Article: Electronic $US5.00

An adoption reform movement campaigning for full disclosure of adoption records emerged in the United States during the 1970s. The paper reveals that the struggle began much earlier, with the lifelong work of Jean M. Paton, beginning in the late 1940s until her death in 2003. Paton's activities included research of the adoptees' world, alongside the establishment of adoptees' groups nationwide, through her organization, Orphan Voyage, and other arenas. Paton's life and work provide a vantage point from which to gain a new perspective on the transformation of the American adult adoptees from isolated individuals into a vibrant community striving for civilian equality. Moreover, Paton's story expands contemporary evaluations of the breadth of women's engagement to social and civic reform in states and locales, not typically associated with the women's movement during the repressive culture and conservative politics of the 1950s.

Keywords: Jean M. Paton, Adoption Reform, Adult Adoptees Community

The International Journal of Interdisciplinary Social and Community Studies, Volume 7, Issue 1, pp.129-139. Article: Print (Spiral Bound). Article: Electronic (PDF File; 156.167KB).

Dr. Michal Ostrovsky

Lecturer, Department of General History, Bar Ilan University, Pardesia, Israel

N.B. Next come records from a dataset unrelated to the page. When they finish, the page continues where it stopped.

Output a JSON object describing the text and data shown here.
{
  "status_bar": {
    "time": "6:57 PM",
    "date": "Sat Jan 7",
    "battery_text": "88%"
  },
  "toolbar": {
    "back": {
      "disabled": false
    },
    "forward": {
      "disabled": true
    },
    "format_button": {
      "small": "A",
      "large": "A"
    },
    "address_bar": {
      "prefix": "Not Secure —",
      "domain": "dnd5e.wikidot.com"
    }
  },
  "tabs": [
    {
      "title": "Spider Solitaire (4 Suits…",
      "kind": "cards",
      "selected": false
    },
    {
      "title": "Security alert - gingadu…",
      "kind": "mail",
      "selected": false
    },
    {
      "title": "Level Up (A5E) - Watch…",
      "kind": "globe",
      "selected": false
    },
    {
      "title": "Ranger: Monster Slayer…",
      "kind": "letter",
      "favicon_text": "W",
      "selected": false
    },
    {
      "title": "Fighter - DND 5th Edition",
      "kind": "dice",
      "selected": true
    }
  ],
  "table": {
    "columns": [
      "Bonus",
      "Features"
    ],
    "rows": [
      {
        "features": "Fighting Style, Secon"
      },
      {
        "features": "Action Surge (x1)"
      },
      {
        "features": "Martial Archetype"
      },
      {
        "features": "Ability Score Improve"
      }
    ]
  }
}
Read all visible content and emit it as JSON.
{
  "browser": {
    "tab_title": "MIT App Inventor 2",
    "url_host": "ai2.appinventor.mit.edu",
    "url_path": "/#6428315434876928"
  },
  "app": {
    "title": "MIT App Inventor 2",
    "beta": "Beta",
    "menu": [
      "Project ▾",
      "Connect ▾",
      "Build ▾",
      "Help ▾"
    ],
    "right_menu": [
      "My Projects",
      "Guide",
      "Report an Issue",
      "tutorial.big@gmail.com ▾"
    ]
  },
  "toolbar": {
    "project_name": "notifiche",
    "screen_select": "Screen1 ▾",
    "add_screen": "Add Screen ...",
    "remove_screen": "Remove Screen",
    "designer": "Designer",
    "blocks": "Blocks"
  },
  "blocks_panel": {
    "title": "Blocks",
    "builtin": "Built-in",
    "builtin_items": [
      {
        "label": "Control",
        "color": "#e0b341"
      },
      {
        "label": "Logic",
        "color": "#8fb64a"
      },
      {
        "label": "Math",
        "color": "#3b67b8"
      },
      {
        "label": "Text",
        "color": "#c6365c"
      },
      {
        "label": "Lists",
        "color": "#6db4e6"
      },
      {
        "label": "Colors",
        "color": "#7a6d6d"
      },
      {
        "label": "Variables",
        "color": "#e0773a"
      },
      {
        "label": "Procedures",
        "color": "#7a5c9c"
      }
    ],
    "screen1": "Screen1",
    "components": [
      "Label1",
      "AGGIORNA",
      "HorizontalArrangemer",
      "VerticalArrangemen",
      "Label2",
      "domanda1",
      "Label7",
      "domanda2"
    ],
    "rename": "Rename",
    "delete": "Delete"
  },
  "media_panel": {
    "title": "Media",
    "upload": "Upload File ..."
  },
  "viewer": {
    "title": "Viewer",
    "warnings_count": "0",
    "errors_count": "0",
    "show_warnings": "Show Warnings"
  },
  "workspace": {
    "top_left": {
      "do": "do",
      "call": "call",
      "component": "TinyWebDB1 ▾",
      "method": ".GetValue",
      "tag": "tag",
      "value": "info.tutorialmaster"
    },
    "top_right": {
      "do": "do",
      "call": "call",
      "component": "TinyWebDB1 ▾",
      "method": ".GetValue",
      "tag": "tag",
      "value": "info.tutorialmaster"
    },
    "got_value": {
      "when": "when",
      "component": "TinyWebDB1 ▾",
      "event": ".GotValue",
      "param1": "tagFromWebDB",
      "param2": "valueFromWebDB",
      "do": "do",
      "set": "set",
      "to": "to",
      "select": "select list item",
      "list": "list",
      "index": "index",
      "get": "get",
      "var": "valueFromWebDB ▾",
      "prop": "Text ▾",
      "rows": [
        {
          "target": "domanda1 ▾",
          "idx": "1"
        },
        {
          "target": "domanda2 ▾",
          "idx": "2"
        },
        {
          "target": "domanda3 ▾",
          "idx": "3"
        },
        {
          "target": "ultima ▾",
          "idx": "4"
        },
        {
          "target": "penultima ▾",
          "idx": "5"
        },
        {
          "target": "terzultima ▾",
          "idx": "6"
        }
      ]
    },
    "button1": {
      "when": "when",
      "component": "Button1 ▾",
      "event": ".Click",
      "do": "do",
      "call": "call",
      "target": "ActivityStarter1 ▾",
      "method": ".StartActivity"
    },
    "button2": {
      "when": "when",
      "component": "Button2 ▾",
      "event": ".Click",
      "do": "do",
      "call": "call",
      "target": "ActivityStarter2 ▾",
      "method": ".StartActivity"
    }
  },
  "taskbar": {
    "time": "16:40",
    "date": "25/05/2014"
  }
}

Dr. Ostrovsky is a lecturer in the Department of General History, Bar Ilan University, Ramat Gan, Israel. Ostrovsky’s PhD thesis researched the crucial role of the German Jewish Children's Aid, an American-Jewish organization that saved thousands of children, both Jewish and non-Jewish, during the Holocaust, by transferring them from Europe to the United States. Ostrovsky’s MA thesis, graded with a special distinction, dealt with Jean M. Paton's lifelong activism, resuming in the early 1950s, for a legal and social reform of the American institute adoption from confidentiality towards openness and a full disclosure of adoption records.